For the car, the result was a new lease on life and the strongest engine it had ever seen. Joe took about four months to do it, which involved some creative trades for Volvo out-drives for his boat; but that's another story. I continued to drive the car on weekends, giving it regular, vigorous workouts on the Bridgehampton track every week, until my real job took me overseas in 1983. After a couple of years in Australia and then Japan, I decided the car wasn't doing anyone else any good locked up, so I had it moved to Los Angeles, where a friend, Don Prieto, stored and then sold it for me. And one buyer later, Judd Goldfeder became the proud parent. He's done a magnificent job of restoring, maintaining and loving old 12541, and I'm happy today to be the proud grandparent; although, I still get wistful sometimes.
About the author: Earl Gandel is a resident of Pacific Palisades who arrived there by way of 25 years in New York, Australia, and Japan, having started in LA. He misspent his youth watching people like Jack McAfee and John von Neumann play with their Ferraris in the mid-fifties (not to forget our own Cy Yedor in the ex-Ken Miles MG). In fact, his first real job was as von Neumann's advertising manager at Competition Motors, the SoCal VW distributorship during VW's heyday.
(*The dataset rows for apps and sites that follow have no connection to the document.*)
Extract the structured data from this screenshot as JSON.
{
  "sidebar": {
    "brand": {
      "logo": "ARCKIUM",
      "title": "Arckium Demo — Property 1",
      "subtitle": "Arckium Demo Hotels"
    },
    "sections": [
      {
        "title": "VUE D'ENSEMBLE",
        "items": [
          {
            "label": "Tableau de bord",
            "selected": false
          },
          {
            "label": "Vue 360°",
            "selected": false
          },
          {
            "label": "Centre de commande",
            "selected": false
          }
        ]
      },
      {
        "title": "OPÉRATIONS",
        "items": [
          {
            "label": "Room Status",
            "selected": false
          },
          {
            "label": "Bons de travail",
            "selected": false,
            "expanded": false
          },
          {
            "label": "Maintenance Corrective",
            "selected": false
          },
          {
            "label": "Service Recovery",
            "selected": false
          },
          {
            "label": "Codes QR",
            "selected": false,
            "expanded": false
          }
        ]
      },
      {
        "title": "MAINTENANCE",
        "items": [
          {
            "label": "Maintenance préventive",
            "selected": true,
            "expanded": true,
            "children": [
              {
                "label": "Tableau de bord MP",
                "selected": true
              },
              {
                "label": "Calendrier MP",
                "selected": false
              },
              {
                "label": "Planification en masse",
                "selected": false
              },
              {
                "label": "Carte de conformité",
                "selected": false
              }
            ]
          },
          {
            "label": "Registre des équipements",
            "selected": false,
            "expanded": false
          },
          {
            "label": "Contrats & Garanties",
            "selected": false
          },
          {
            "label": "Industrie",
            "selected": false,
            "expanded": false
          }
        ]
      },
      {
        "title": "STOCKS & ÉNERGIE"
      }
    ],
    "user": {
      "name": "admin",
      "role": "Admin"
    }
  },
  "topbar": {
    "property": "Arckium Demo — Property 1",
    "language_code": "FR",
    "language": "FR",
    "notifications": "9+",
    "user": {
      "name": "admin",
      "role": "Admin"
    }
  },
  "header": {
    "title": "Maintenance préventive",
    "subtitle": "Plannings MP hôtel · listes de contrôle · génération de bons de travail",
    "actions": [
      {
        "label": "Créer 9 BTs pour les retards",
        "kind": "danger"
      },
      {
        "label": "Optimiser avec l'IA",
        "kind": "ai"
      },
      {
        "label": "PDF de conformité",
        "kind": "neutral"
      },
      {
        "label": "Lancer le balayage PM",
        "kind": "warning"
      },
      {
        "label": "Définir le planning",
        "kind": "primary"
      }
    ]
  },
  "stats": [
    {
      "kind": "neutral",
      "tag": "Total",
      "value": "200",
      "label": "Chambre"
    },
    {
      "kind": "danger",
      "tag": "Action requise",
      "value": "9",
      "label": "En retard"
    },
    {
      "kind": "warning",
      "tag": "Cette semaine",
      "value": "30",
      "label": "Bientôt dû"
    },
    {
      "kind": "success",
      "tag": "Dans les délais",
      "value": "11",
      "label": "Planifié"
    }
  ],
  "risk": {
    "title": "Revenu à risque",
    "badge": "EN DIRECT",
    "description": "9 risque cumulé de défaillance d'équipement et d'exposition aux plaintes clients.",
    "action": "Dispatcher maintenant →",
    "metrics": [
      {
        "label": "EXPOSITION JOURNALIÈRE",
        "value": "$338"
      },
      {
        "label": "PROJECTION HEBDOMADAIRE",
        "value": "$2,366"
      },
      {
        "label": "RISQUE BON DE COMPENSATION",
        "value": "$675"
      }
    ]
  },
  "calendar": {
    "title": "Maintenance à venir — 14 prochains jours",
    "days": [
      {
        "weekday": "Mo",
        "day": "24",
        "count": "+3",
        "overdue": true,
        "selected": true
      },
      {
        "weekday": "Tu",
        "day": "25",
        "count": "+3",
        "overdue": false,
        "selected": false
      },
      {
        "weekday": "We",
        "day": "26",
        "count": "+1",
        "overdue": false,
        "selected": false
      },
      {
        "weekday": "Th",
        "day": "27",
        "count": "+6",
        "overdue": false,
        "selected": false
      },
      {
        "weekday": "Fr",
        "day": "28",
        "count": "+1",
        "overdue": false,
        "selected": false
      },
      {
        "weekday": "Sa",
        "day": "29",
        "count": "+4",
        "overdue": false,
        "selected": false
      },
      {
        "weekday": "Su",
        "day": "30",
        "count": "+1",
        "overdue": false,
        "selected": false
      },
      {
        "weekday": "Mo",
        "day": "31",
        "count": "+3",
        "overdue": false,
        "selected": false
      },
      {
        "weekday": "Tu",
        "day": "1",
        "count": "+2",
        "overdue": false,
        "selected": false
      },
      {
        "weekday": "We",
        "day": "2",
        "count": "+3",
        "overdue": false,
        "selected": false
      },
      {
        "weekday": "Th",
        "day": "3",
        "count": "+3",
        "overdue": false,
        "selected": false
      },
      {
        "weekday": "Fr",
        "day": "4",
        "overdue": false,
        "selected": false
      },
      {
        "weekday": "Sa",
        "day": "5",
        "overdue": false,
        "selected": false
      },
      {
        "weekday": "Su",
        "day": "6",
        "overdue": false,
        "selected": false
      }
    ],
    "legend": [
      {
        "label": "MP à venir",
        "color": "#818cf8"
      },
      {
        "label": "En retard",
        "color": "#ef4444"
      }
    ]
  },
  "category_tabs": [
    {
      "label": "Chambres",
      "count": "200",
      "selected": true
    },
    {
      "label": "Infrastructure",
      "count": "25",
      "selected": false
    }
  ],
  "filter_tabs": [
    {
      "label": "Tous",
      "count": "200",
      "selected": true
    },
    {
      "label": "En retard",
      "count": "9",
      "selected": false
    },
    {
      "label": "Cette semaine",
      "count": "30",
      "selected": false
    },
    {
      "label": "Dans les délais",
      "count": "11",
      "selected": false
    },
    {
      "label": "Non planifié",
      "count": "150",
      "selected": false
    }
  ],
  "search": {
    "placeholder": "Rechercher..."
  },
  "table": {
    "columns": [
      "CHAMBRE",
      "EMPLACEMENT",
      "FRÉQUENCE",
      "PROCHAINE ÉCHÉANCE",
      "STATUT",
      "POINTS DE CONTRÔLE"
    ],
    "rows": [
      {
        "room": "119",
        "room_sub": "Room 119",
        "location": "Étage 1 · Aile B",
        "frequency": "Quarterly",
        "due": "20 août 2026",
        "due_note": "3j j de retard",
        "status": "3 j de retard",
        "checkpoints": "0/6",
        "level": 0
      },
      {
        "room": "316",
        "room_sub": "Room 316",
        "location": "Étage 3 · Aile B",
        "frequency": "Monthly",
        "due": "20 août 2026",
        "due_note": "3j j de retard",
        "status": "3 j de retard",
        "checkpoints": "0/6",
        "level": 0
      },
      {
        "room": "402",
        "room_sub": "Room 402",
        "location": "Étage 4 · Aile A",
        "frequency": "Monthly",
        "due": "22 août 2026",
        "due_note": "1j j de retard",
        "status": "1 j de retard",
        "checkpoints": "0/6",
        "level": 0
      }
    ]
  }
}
An otherwise placid advertising career in New York was punctuated, on the side, by forming a partnership to lease and operate Bridgehampton Race Circuit on Long Island. ("There were actually two other people just as dumb.") The love-hate relationship with that classic road course lasted 12 years, and, while the income value of running a race track was about 8 cents an hour, he admits it was fun having his own 2.85-mile road course while owning a V-12 Ferrari.